▶ [Task item] In the data below, locate each line with the word "this" and list it.

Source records
· · · · ·
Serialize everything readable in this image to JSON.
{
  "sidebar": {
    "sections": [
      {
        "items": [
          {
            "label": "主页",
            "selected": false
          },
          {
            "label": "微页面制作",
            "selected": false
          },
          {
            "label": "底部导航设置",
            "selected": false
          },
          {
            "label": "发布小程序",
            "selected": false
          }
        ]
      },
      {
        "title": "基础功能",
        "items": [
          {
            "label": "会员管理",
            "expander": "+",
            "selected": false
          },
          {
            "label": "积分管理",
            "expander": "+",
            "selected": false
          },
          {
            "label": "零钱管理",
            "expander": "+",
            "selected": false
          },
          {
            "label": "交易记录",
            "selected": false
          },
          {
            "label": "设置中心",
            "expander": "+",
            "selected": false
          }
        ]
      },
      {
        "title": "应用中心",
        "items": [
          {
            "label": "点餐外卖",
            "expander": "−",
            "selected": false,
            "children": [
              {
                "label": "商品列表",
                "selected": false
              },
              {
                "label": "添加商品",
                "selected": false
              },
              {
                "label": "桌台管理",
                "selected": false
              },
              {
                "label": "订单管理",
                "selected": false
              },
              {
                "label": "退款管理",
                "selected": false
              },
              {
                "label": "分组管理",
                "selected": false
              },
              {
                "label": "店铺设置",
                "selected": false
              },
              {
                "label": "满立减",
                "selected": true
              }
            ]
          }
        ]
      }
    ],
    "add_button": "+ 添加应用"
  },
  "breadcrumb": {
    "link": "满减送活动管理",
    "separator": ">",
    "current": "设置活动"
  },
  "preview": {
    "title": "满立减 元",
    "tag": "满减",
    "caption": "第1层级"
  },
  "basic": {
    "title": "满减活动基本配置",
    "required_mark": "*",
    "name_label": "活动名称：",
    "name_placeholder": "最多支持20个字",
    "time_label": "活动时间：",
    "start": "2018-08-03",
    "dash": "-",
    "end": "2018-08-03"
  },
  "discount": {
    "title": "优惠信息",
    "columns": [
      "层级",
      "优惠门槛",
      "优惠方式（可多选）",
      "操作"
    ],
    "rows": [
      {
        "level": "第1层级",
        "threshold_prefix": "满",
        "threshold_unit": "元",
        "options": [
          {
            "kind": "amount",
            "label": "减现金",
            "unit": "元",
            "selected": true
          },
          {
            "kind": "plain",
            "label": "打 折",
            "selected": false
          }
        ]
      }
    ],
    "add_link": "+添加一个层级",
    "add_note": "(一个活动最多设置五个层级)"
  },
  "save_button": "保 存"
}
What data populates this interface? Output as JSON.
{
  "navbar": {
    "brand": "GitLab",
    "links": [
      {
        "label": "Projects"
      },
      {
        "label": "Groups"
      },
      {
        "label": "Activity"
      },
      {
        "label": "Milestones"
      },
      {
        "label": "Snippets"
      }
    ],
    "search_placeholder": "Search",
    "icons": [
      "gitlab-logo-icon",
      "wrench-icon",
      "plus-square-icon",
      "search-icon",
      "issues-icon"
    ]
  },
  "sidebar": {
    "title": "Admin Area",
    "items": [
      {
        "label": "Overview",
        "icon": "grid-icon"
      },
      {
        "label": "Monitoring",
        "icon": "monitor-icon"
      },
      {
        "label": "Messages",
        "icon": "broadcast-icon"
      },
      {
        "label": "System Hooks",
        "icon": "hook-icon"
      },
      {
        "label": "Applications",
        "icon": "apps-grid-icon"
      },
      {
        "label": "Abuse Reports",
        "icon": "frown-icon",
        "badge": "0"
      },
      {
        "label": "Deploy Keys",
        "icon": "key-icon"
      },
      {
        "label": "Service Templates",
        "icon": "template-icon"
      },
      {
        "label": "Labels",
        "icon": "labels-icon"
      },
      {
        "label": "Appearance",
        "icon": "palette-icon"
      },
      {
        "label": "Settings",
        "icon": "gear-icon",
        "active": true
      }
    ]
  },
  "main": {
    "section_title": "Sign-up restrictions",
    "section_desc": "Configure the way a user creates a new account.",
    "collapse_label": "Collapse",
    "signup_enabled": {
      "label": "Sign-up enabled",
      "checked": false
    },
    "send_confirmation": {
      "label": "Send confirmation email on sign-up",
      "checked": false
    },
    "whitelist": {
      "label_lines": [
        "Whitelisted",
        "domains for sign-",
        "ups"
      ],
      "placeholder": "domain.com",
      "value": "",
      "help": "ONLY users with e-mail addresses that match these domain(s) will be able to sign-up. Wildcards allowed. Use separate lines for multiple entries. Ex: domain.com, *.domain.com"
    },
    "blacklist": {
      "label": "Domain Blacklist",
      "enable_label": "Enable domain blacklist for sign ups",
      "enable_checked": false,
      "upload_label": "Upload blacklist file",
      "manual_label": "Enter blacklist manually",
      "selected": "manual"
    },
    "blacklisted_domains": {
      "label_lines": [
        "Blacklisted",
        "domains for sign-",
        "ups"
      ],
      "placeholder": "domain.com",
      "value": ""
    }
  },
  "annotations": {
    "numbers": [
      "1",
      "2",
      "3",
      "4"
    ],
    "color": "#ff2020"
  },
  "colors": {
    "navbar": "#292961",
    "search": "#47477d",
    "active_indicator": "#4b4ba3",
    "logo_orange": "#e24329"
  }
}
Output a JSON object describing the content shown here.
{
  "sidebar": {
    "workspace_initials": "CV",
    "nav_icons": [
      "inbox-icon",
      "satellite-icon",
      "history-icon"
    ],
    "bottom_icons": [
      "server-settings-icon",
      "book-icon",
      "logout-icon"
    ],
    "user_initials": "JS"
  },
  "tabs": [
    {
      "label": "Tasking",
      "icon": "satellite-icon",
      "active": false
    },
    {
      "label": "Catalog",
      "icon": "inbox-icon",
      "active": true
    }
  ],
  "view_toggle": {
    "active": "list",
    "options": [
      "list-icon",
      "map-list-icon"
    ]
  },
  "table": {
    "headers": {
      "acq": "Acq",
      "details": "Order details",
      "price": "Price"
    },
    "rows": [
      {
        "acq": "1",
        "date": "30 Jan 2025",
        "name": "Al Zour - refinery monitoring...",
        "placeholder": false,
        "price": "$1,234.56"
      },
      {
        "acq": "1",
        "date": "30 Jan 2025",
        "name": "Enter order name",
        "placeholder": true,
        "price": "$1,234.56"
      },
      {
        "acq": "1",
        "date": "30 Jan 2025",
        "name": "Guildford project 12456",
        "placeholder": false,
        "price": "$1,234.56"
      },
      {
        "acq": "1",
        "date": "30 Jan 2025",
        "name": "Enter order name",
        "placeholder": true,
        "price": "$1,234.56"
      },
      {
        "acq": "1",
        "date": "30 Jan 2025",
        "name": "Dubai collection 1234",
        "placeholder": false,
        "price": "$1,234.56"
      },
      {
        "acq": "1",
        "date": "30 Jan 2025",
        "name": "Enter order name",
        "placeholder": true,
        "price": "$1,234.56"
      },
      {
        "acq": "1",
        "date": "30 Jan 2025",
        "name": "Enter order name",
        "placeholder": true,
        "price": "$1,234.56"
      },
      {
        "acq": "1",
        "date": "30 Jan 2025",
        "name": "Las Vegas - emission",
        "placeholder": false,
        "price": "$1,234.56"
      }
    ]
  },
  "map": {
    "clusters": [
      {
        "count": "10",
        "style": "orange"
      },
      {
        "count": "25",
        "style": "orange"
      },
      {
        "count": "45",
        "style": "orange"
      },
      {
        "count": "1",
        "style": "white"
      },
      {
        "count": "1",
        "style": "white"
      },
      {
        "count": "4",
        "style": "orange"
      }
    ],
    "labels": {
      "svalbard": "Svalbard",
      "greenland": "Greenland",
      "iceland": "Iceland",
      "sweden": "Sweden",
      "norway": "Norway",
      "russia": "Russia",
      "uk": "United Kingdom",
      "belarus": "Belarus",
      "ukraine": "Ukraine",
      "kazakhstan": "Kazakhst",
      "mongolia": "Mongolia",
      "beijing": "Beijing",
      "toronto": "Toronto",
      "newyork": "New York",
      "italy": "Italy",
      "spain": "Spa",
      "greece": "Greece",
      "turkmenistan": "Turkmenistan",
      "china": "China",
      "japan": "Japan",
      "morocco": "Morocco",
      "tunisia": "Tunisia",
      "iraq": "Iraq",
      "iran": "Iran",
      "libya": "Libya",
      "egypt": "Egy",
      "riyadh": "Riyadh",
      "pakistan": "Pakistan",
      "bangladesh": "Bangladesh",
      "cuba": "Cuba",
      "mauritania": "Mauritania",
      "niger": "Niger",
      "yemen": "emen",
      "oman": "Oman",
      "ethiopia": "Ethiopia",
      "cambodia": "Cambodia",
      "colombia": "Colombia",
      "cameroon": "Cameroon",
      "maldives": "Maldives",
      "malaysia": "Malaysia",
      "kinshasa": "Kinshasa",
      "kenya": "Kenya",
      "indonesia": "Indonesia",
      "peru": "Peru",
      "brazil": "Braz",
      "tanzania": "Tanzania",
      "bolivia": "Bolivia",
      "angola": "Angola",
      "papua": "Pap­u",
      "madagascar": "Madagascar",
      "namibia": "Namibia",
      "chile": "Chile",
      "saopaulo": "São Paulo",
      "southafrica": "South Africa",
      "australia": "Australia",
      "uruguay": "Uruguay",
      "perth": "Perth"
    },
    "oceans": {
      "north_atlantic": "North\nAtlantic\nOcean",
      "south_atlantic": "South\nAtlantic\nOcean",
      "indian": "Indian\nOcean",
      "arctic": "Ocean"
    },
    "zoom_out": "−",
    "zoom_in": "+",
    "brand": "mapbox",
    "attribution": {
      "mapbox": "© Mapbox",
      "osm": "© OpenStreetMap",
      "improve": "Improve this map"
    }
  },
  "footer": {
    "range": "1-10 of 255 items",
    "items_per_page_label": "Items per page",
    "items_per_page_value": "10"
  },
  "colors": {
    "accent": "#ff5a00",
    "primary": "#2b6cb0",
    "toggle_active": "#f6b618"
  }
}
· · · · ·
▶ [Finished exercise]
Serialize everything readable in this image to JSON.
What data populates this interface? Output as JSON.
      "improve": "Improve this map"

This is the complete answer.